#### TRY IT
Whenever the word "JSON" appears in a line of the listing, copy that line.

···

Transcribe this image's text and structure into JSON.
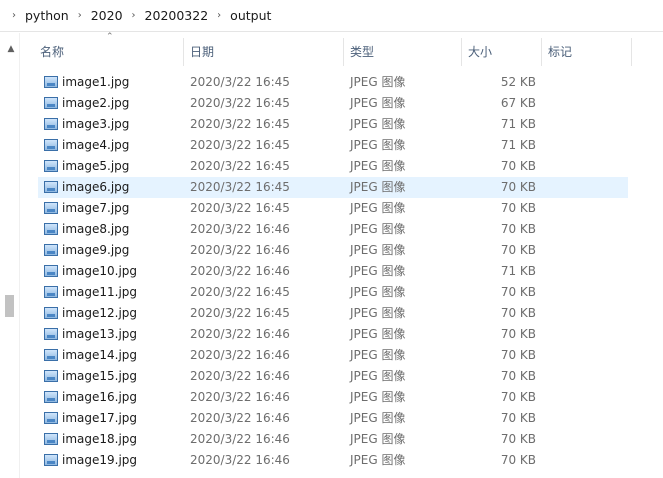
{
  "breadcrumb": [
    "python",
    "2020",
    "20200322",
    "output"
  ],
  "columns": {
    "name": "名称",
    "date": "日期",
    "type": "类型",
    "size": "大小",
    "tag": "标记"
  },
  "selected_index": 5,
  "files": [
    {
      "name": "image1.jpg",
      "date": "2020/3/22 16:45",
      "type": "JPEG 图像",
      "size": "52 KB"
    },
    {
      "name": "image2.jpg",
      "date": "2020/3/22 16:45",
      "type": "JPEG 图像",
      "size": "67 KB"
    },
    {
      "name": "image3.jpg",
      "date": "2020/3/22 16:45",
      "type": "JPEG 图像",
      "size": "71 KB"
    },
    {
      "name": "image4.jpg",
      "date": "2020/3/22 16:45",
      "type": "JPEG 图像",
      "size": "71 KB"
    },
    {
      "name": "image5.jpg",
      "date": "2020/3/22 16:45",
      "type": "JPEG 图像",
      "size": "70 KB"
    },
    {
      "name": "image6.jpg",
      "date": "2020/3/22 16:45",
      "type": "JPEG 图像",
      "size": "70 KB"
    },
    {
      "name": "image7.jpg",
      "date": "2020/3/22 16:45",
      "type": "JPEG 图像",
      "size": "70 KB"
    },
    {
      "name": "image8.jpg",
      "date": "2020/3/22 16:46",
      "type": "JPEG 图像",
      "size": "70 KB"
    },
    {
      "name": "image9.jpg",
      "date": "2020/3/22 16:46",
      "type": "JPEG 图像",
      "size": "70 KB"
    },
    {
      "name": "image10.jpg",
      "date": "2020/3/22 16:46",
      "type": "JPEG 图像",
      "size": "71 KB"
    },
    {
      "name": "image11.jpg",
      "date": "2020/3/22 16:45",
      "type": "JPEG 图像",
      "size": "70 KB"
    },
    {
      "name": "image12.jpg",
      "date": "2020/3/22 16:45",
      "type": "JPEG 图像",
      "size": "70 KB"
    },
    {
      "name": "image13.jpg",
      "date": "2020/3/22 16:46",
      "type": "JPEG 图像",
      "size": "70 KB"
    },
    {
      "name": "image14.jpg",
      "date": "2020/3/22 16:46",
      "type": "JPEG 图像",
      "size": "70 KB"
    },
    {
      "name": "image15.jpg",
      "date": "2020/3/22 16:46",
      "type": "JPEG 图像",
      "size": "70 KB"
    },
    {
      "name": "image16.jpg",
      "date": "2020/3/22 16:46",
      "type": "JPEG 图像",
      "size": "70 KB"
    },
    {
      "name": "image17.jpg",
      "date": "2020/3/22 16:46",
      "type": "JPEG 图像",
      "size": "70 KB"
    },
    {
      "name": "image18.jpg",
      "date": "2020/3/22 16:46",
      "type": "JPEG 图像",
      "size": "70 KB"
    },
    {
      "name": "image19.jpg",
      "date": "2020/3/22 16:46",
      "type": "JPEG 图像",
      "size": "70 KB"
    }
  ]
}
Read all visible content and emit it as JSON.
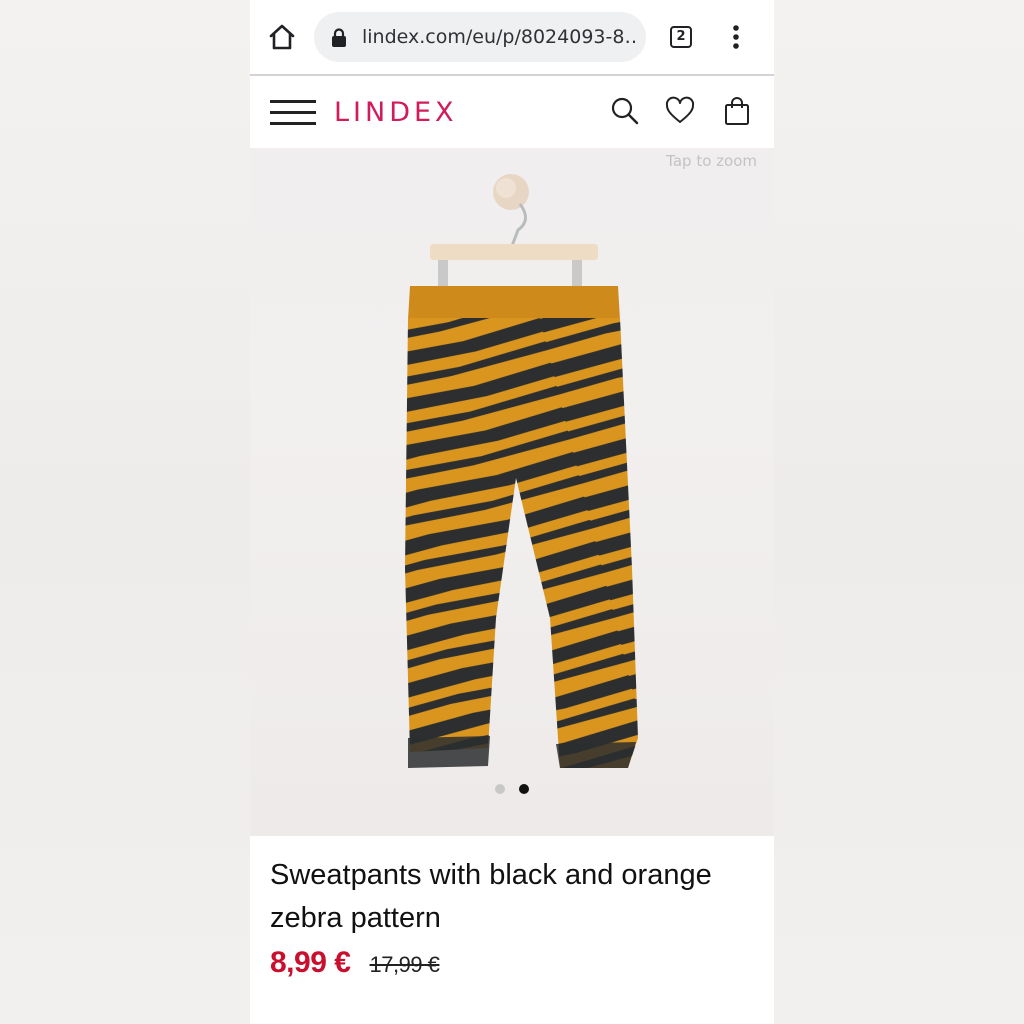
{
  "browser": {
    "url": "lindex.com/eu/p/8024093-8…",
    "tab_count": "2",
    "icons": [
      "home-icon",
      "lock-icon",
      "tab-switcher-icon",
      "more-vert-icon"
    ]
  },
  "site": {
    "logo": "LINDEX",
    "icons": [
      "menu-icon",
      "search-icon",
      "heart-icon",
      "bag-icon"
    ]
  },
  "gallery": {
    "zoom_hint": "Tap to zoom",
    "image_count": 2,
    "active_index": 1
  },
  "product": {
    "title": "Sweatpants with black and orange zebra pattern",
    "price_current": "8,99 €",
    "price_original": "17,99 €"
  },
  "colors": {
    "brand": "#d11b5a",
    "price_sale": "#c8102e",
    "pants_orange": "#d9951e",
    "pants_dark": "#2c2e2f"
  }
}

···

#### THE ANSWER
Transcribe this image's text and structure into JSON.
Read all visible content and emit it as JSON.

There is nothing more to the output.